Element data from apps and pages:
────────────────────

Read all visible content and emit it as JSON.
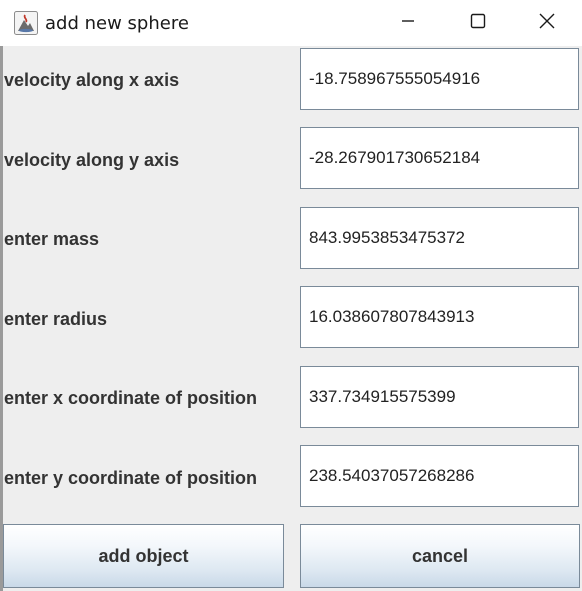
{
  "window": {
    "title": "add new sphere",
    "controls": {
      "minimize_icon": "minimize-icon",
      "maximize_icon": "maximize-icon",
      "close_icon": "close-icon"
    }
  },
  "form": {
    "rows": [
      {
        "label": "velocity along x axis",
        "value": "-18.758967555054916"
      },
      {
        "label": "velocity along y axis",
        "value": "-28.267901730652184"
      },
      {
        "label": "enter mass",
        "value": "843.9953853475372"
      },
      {
        "label": "enter radius",
        "value": "16.038607807843913"
      },
      {
        "label": "enter x coordinate of position",
        "value": "337.734915575399"
      },
      {
        "label": "enter y coordinate of position",
        "value": "238.54037057268286"
      }
    ]
  },
  "buttons": {
    "add_label": "add object",
    "cancel_label": "cancel"
  },
  "colors": {
    "window_bg": "#eeeeee",
    "field_border": "#7a8a99",
    "button_gradient_bottom": "#c9d9e8",
    "label_text": "#333333"
  }
}
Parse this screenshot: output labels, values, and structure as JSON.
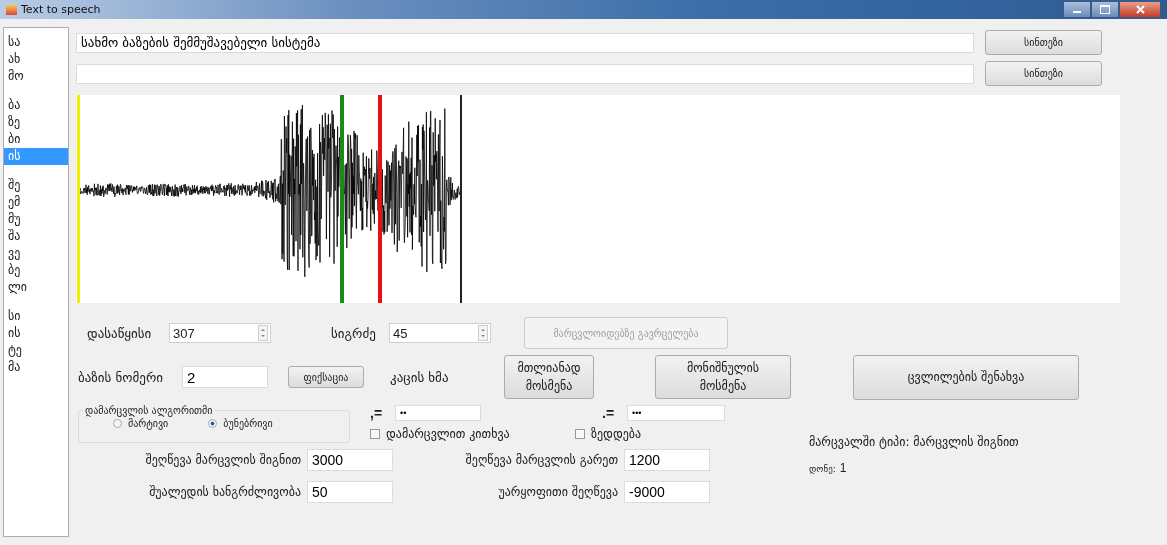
{
  "window": {
    "title": "Text to speech"
  },
  "syllable_list": [
    {
      "items": [
        {
          "text": "სა",
          "selected": false
        },
        {
          "text": "ახ",
          "selected": false
        },
        {
          "text": "მო",
          "selected": false
        }
      ]
    },
    {
      "items": [
        {
          "text": "ბა",
          "selected": false
        },
        {
          "text": "ზე",
          "selected": false
        },
        {
          "text": "ბი",
          "selected": false
        },
        {
          "text": "ის",
          "selected": true
        }
      ]
    },
    {
      "items": [
        {
          "text": "შე",
          "selected": false
        },
        {
          "text": "ემ",
          "selected": false
        },
        {
          "text": "მუ",
          "selected": false
        },
        {
          "text": "შა",
          "selected": false
        },
        {
          "text": "ვე",
          "selected": false
        },
        {
          "text": "ბე",
          "selected": false
        },
        {
          "text": "ლი",
          "selected": false
        }
      ]
    },
    {
      "items": [
        {
          "text": "სი",
          "selected": false
        },
        {
          "text": "ის",
          "selected": false
        },
        {
          "text": "ტე",
          "selected": false
        },
        {
          "text": "მა",
          "selected": false
        }
      ]
    }
  ],
  "text_inputs": [
    {
      "value": "სახმო ბაზების შემმუშავებელი სისტემა",
      "button": "სინთეზი"
    },
    {
      "button": "სინთეზი"
    }
  ],
  "start": {
    "label": "დასაწყისი",
    "value": "307"
  },
  "length": {
    "label": "სიგრძე",
    "value": "45"
  },
  "spread_button": {
    "label": "მარცვლოიდებზე გავრცელება",
    "disabled": true
  },
  "base_number": {
    "label": "ბაზის ნომერი",
    "value": "2"
  },
  "fix_button": "ფიქსაცია",
  "voice_label": "კაცის ხმა",
  "listen_all_button": "მთლიანად მოსმენა",
  "listen_selected_button": "მონიშნულის მოსმენა",
  "save_button": "ცვლილების შენახვა",
  "algorithm": {
    "title": "დამარცვლის ალგორითმი",
    "options": [
      {
        "label": "მარტივი",
        "selected": false
      },
      {
        "label": "ბუნებრივი",
        "selected": true
      }
    ]
  },
  "separators": [
    {
      "label": ",=",
      "value": "••"
    },
    {
      "label": ".=",
      "value": "•••"
    }
  ],
  "checkboxes": [
    {
      "label": "დამარცვლით კითხვა",
      "checked": false
    },
    {
      "label": "ზედდება",
      "checked": false
    }
  ],
  "params": [
    {
      "label": "შეღწევა მარცვლის შიგნით",
      "value": "3000"
    },
    {
      "label": "შეღწევა მარცვლის გარეთ",
      "value": "1200"
    },
    {
      "label": "შუალედის ხანგრძლივობა",
      "value": "50"
    },
    {
      "label": "უარყოფითი შეღწევა",
      "value": "-9000"
    }
  ],
  "syllable_type": "მარცვალში ტიპი: მარცვლის შიგნით",
  "level": {
    "label": "დონე:",
    "value": "1"
  }
}
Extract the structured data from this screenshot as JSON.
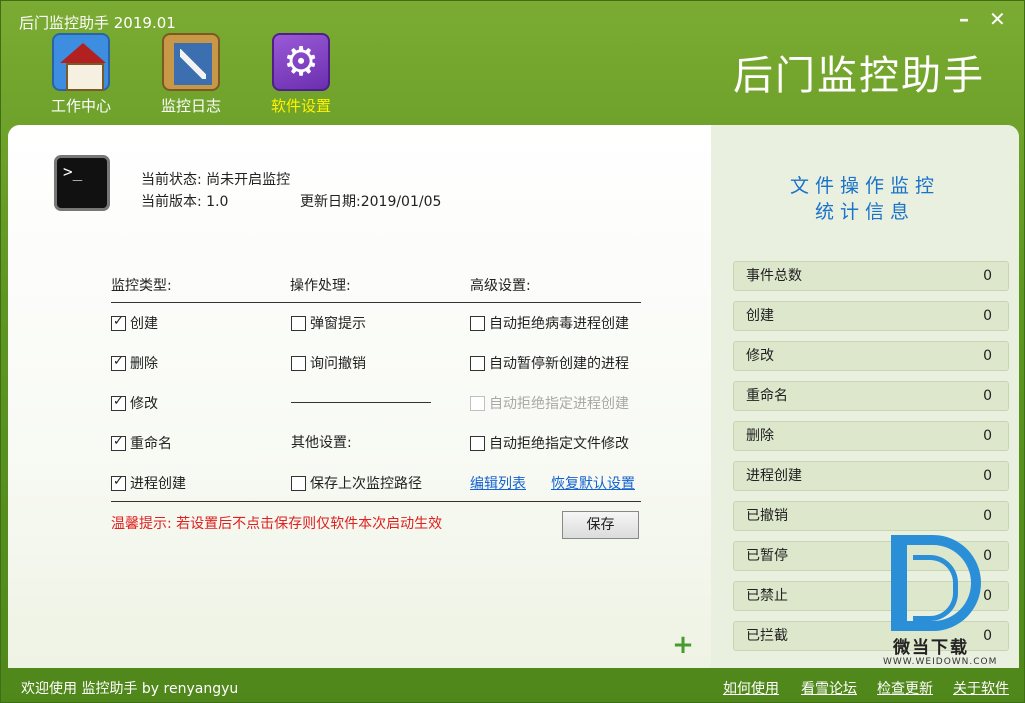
{
  "window": {
    "title": "后门监控助手 2019.01",
    "minimize": "–",
    "close": "✕",
    "brand": "后门监控助手"
  },
  "toolbar": {
    "work_center": "工作中心",
    "monitor_log": "监控日志",
    "settings": "软件设置"
  },
  "status": {
    "state": "当前状态: 尚未开启监控",
    "version": "当前版本: 1.0",
    "update_date": "更新日期:2019/01/05",
    "terminal_glyph": ">_"
  },
  "settings": {
    "monitor_type_header": "监控类型:",
    "operation_header": "操作处理:",
    "advanced_header": "高级设置:",
    "other_header": "其他设置:",
    "monitor_types": [
      {
        "label": "创建",
        "checked": true
      },
      {
        "label": "删除",
        "checked": true
      },
      {
        "label": "修改",
        "checked": true
      },
      {
        "label": "重命名",
        "checked": true
      },
      {
        "label": "进程创建",
        "checked": true
      }
    ],
    "operations": [
      {
        "label": "弹窗提示",
        "checked": false
      },
      {
        "label": "询问撤销",
        "checked": false
      }
    ],
    "other": [
      {
        "label": "保存上次监控路径",
        "checked": false
      }
    ],
    "advanced": [
      {
        "label": "自动拒绝病毒进程创建",
        "checked": false,
        "disabled": false
      },
      {
        "label": "自动暂停新创建的进程",
        "checked": false,
        "disabled": false
      },
      {
        "label": "自动拒绝指定进程创建",
        "checked": false,
        "disabled": true
      },
      {
        "label": "自动拒绝指定文件修改",
        "checked": false,
        "disabled": false
      }
    ],
    "edit_list": "编辑列表",
    "restore_default": "恢复默认设置",
    "tip": "温馨提示: 若设置后不点击保存则仅软件本次启动生效",
    "save": "保存",
    "plus": "+"
  },
  "stats": {
    "title_line1": "文件操作监控",
    "title_line2": "统计信息",
    "rows": [
      {
        "label": "事件总数",
        "value": "0"
      },
      {
        "label": "创建",
        "value": "0"
      },
      {
        "label": "修改",
        "value": "0"
      },
      {
        "label": "重命名",
        "value": "0"
      },
      {
        "label": "删除",
        "value": "0"
      },
      {
        "label": "进程创建",
        "value": "0"
      },
      {
        "label": "已撤销",
        "value": "0"
      },
      {
        "label": "已暂停",
        "value": "0"
      },
      {
        "label": "已禁止",
        "value": "0"
      },
      {
        "label": "已拦截",
        "value": "0"
      }
    ]
  },
  "watermark": {
    "name": "微当下载",
    "url": "WWW.WEIDOWN.COM"
  },
  "footer": {
    "welcome": "欢迎使用 监控助手  by  renyangyu",
    "how_to_use": "如何使用",
    "forum": "看雪论坛",
    "check_update": "检查更新",
    "about": "关于软件"
  }
}
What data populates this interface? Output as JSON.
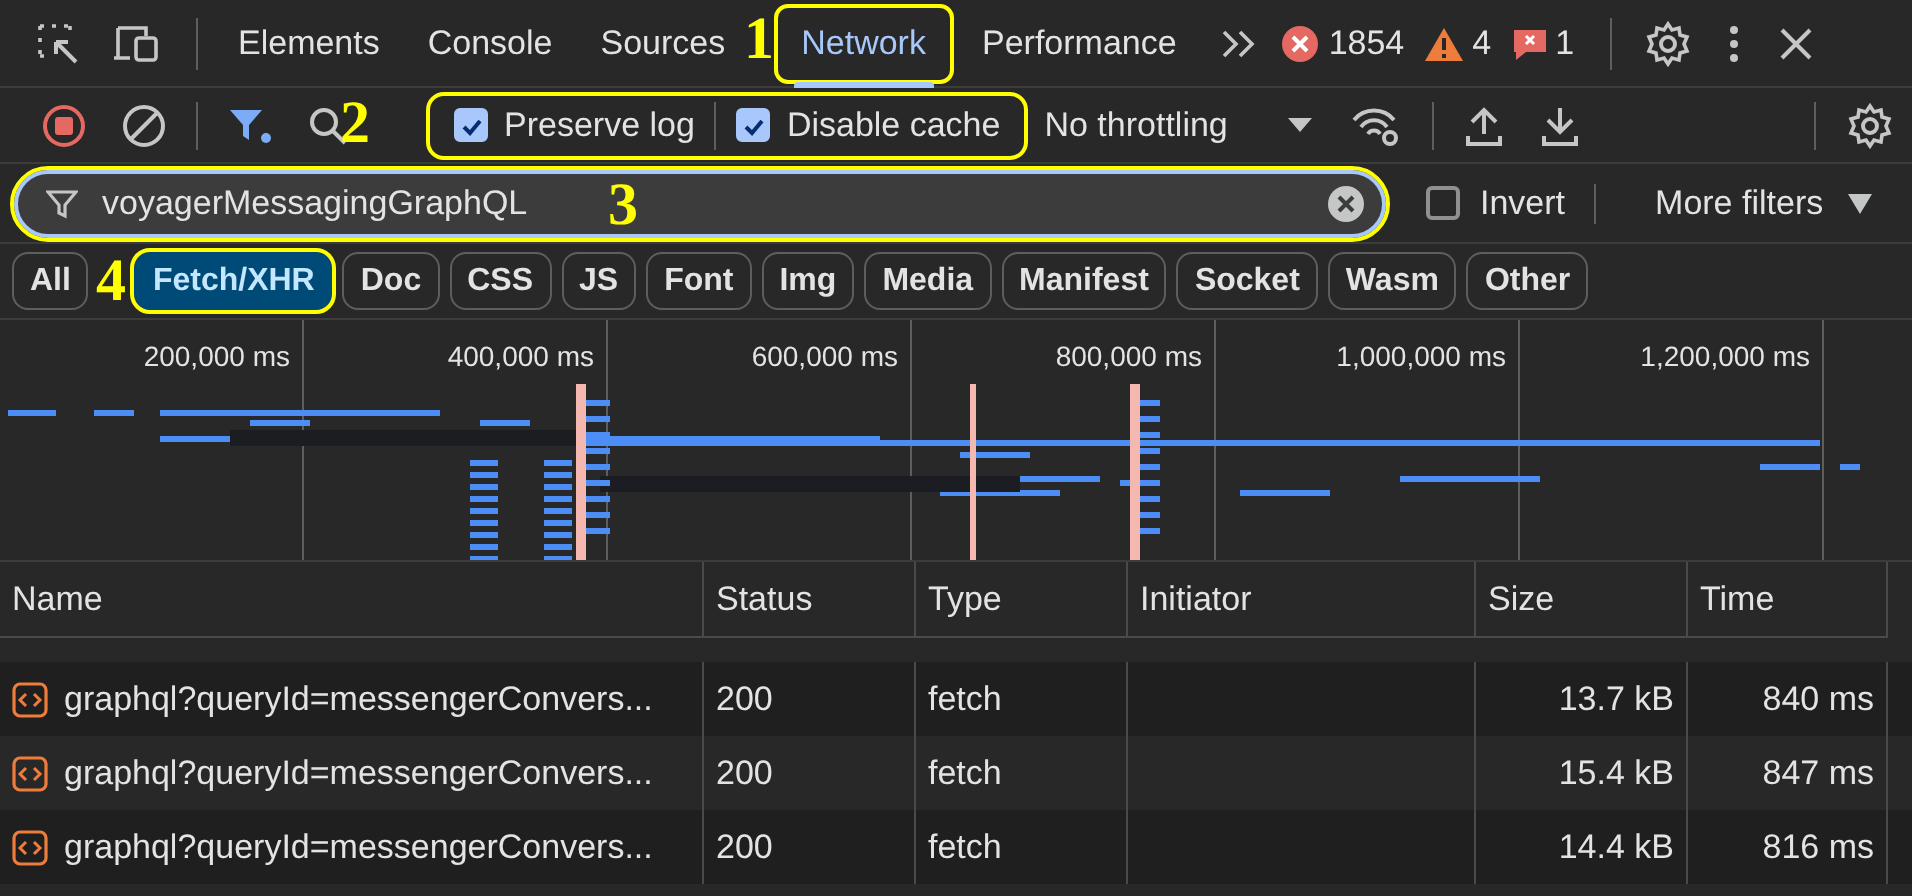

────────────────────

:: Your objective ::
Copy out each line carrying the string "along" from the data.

:: Response ::
        "label": "velocity along x axis",
        "label": "velocity along y axis",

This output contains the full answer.